**WORK REQUEST:** Go through the data below and return each line containing the word "cuando".

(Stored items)
──────────────────────────────
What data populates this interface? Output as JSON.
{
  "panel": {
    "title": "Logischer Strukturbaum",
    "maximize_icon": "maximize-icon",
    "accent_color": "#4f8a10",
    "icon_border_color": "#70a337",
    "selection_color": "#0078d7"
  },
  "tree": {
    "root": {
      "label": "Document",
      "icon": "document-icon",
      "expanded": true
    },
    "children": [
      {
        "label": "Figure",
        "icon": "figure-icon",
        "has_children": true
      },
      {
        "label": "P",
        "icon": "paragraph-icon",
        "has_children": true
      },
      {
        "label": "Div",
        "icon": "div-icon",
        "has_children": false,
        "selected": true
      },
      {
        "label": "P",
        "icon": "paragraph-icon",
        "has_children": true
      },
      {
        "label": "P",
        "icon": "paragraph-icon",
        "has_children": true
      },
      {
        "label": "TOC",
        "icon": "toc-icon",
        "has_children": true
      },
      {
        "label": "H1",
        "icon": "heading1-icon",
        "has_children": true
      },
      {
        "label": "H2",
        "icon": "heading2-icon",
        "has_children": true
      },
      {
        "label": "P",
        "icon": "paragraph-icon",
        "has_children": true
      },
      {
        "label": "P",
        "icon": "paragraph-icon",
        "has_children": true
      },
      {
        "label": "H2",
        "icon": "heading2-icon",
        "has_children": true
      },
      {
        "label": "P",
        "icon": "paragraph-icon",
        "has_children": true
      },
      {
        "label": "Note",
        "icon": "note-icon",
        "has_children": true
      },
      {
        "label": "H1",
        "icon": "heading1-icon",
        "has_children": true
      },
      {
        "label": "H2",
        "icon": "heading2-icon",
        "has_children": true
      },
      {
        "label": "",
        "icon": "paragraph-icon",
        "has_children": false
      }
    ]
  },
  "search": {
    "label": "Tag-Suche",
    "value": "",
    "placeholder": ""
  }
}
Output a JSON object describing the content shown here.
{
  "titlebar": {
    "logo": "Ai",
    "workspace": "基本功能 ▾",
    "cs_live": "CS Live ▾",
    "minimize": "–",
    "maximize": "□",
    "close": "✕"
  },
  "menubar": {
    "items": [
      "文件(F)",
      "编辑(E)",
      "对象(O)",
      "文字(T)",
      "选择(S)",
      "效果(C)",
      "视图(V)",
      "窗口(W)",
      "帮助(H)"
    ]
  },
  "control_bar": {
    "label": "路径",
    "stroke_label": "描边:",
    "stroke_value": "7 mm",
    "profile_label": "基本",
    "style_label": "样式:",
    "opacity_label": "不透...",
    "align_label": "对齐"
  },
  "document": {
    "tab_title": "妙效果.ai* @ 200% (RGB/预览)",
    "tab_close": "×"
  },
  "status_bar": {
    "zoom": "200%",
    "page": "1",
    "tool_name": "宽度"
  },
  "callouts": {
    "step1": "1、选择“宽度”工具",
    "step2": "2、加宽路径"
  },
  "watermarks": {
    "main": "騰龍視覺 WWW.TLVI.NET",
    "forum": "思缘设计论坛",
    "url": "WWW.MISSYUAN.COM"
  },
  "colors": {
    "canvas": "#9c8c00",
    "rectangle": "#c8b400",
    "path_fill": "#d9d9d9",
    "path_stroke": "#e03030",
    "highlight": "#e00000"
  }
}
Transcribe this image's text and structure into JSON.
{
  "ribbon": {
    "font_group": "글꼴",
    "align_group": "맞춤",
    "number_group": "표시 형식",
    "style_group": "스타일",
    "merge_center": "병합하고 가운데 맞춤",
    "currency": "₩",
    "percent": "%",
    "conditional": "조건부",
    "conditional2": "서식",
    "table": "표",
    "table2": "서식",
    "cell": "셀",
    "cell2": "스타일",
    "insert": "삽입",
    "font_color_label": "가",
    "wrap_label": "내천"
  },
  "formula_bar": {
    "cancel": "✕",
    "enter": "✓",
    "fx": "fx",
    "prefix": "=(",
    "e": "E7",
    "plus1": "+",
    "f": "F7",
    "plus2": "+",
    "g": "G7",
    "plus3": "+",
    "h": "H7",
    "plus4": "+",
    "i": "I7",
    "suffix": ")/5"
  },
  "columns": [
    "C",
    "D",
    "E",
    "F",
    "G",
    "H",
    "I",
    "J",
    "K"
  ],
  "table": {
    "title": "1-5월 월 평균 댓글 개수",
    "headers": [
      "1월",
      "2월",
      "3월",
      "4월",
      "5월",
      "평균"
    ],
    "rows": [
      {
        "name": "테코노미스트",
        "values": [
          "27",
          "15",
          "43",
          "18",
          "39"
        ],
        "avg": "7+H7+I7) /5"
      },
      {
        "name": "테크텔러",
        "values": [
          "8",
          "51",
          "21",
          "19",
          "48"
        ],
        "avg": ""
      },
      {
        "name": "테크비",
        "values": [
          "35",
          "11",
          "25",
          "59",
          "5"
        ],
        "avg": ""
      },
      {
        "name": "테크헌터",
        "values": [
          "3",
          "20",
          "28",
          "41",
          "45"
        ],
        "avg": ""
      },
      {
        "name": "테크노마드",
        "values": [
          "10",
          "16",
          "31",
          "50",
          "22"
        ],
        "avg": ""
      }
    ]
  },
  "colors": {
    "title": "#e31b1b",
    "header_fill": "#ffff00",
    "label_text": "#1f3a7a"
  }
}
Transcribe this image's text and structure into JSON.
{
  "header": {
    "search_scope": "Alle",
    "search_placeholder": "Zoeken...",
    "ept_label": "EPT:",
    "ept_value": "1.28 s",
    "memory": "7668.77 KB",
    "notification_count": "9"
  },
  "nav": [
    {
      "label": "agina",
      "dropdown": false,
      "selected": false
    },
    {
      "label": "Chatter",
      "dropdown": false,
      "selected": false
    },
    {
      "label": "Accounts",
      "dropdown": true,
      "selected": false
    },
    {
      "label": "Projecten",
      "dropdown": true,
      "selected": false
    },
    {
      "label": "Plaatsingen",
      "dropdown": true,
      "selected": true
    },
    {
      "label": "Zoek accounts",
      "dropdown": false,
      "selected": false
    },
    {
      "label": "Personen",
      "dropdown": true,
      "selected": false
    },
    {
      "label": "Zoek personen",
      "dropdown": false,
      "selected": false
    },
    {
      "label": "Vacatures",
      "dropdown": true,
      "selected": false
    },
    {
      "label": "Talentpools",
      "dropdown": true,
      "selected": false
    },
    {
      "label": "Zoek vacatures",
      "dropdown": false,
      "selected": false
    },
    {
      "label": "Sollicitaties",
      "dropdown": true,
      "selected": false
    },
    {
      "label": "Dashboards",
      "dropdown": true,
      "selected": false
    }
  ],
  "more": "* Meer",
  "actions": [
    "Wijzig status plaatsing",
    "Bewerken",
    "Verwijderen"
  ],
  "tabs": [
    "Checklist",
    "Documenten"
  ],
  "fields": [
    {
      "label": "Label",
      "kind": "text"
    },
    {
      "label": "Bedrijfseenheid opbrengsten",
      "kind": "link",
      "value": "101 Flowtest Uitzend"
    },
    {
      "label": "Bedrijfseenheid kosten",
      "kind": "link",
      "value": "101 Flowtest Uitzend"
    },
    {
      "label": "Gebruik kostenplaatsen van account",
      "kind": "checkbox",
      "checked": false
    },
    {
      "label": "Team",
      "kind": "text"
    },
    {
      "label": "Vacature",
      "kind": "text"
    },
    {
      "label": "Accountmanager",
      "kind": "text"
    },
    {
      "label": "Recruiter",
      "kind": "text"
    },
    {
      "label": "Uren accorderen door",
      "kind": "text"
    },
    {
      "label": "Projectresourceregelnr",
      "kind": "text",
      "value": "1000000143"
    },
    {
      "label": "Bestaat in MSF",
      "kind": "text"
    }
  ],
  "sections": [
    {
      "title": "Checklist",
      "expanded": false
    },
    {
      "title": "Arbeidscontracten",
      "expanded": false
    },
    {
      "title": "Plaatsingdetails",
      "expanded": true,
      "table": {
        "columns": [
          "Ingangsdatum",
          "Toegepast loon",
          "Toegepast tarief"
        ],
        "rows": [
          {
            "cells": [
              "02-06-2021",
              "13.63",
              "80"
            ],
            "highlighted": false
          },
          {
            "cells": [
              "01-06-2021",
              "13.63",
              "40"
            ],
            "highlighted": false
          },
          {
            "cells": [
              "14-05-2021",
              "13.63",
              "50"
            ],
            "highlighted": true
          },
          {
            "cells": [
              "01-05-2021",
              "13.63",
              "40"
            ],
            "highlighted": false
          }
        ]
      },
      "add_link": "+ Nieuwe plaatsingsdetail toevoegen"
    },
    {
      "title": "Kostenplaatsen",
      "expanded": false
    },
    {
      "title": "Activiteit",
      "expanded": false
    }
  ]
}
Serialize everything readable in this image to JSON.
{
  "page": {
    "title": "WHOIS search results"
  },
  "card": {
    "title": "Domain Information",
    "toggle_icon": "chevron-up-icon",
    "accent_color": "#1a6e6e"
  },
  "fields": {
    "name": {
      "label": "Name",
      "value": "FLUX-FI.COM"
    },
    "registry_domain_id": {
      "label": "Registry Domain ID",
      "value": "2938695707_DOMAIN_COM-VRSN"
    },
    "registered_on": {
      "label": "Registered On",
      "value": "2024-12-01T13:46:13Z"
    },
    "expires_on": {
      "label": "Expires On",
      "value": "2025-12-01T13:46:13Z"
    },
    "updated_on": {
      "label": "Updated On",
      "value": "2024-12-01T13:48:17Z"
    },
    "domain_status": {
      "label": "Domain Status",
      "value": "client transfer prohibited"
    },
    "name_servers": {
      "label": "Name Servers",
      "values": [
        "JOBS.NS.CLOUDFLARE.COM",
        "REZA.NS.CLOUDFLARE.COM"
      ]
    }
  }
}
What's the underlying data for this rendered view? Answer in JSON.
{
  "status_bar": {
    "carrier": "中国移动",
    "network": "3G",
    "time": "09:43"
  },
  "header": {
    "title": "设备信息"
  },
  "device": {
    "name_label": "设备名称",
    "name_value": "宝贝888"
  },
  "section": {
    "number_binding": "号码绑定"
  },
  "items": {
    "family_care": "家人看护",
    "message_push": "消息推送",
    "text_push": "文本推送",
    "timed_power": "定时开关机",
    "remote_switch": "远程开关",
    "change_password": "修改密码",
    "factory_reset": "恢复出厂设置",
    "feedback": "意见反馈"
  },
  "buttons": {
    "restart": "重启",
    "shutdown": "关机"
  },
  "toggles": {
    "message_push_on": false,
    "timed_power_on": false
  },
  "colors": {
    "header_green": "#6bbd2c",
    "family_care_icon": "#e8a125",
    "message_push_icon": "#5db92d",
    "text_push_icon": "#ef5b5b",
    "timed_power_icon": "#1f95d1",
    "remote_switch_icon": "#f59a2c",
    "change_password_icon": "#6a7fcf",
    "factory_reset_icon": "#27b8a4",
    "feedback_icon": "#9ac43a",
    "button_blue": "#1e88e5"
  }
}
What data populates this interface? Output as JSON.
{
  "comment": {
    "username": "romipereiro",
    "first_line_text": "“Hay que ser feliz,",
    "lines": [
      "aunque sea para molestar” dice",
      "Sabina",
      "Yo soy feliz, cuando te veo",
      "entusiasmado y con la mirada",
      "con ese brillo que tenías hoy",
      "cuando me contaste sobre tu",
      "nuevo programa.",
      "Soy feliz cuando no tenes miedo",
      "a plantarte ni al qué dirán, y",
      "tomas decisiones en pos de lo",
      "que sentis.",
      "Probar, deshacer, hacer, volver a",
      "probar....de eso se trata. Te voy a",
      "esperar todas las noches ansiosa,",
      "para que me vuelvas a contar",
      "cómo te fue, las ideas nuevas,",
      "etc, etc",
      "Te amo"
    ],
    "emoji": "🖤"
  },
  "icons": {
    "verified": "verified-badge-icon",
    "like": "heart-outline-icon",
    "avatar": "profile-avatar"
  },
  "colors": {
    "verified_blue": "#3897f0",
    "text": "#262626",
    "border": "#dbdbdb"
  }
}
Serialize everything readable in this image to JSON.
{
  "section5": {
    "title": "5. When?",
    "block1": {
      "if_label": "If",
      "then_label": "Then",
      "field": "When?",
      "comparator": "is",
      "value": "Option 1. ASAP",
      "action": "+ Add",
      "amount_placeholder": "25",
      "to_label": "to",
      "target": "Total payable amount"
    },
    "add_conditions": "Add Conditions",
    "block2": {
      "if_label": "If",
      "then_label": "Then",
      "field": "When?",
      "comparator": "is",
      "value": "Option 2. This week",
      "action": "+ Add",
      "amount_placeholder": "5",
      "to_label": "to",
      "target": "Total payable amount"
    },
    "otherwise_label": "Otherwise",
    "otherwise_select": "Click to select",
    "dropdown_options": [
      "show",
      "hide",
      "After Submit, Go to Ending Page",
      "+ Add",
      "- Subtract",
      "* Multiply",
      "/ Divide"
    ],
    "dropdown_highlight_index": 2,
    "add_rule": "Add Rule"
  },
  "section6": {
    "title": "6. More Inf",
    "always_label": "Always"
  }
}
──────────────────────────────
**SOLUTION TO THIS PROBLEM:**
      "Yo soy feliz, cuando te veo",
      "cuando me contaste sobre tu",
      "Soy feliz cuando no tenes miedo",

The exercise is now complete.